● PROBLEM: A single number is the answer: how many lines of the data hold "press"?

● Excerpts from an interface dataset:

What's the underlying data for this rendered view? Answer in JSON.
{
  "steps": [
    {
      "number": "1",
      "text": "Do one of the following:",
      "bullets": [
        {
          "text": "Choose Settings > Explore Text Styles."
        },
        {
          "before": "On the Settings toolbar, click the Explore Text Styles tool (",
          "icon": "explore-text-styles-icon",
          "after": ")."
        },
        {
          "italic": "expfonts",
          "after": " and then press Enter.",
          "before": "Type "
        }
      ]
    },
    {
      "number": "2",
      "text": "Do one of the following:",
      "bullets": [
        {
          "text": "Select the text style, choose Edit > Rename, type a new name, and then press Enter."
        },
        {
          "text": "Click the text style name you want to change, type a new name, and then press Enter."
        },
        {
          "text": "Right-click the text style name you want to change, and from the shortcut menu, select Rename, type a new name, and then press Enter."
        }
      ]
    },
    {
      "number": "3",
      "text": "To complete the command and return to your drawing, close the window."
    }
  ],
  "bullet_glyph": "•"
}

● REPLY TO THE TASK: 4